By Brian Burnsed, of the NCAA
During its December meeting in Indianapolis, the NCAA Committee on Competitive Safeguards and Medical Aspects of Sports discussed and agreed with the core principles of a recent proposal by the Southeastern Conference that calls for creating a Concussion Safety Protocol Committee.
The proposed committee would oversee concussion treatment and management protocols for all contact sports among the 65 Division I schools that were recently granted rule-making autonomy in several areas.
The draft proposal would require representatives for each contact sport at each school to submit a written protocol to the committee for review on an annual basis; receive approval of the protocol prior to participating in competition; rehearse the concussion procedures before the first practice of each season and at least once a month thereafter; and provide information to the committee, whenever requested, regarding any incidents in which a student-athlete might have suffered a concussion.
The concussion protocols and procedures submitted by each team, the proposal states, should adhere to the best practices espoused in the NCAA inter-association concussion diagnosis and management guidelines, which were released in July and endorsed by 11 leading medical organizations.
Aside from recommending that teams should rehearse the protocol annually rather than every month, the committee agreed with the essential concept proposed by the conference and encouraged the rest of Division I as well as Divisions II and III to adopt similar legislation.
“One of the most critical elements of this document is it still allows for each institution to make independent medical decisions in the interest of their student-athletes,” said Committee on Competitive Safeguards and Medical Aspects of Sports chair Brant Berkstresser, the head athletic trainer at Harvard University. “This proposal will assist in the education of our medical staffs, athletics directors and coaches on the inter-association guidelines, which institutions should follow when developing their concussion management plans.”
The committee also reviewed information about wearable technology, such as global positioning systems, accelerometers that measure speed and impacts and heart monitors that help determine fatigue.

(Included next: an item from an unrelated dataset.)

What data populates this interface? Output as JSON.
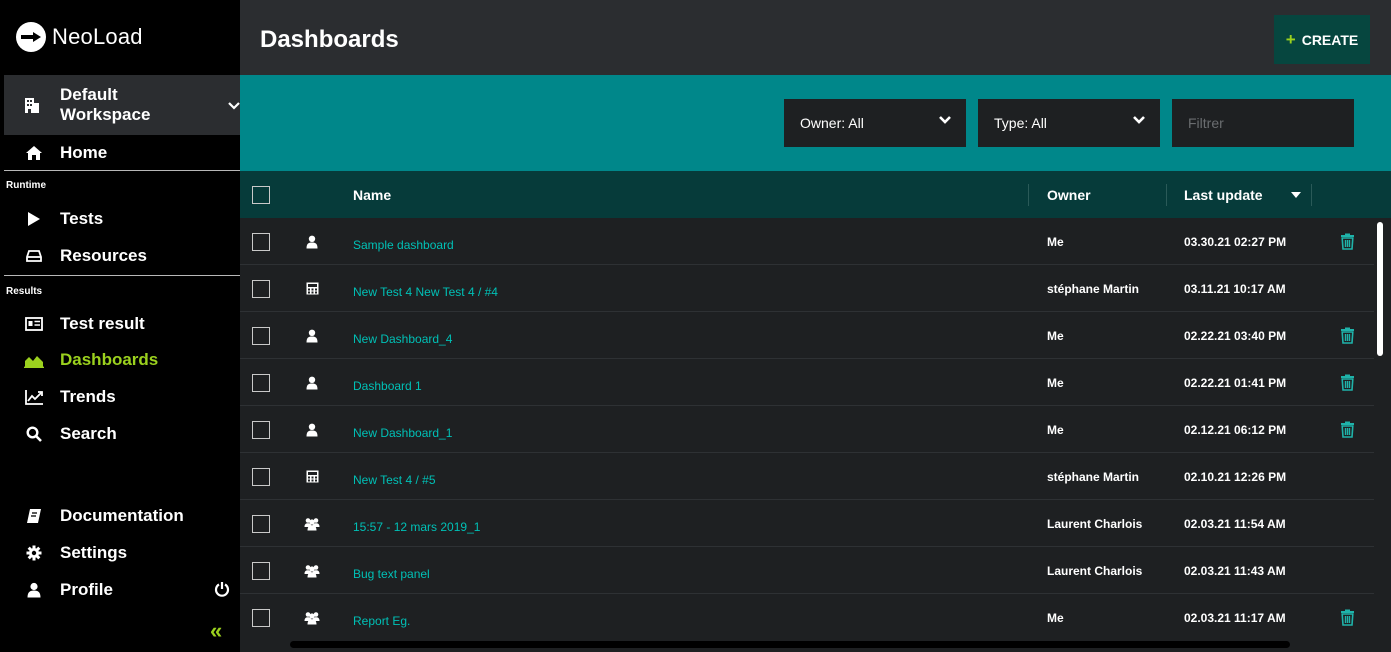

Such devices are increasingly used throughout the membership, particularly at Division I schools with ample resources. The committee indicated it does not want to stand in the way of using tools it views as potentially valuable and understands that proliferation is inevitable as the devices become more affordable. But it encouraged members to exercise prudence and caution when using them.
While the technology can assist coaches who seek to measure sport performance and to increase practice and training efficiency, the committee recommended:
- The data generated by those technologies should be used in conjunction with the sports medicine team to ensure health and safety concerns are taken into account.
- No matter what the data indicate, athletics health care providers should have unchallengeable autonomous authority to determine medical management and make return-to-play decisions.
- The NCAA Playing Rules Oversight Panel should consider changing relevant playing rules to ensure they facilitate the implementation of the new technologies.
- Those permissive modifications should not run afoul of existing playing equipment standards, certifications and warranties.
- The committee’s recommendations will likely catalyze a number of discussions and changes regarding wearable devices as the Playing Rules Oversight Panel and individual sport committees begin altering existing regulations to pave the way for increased use of the technologies.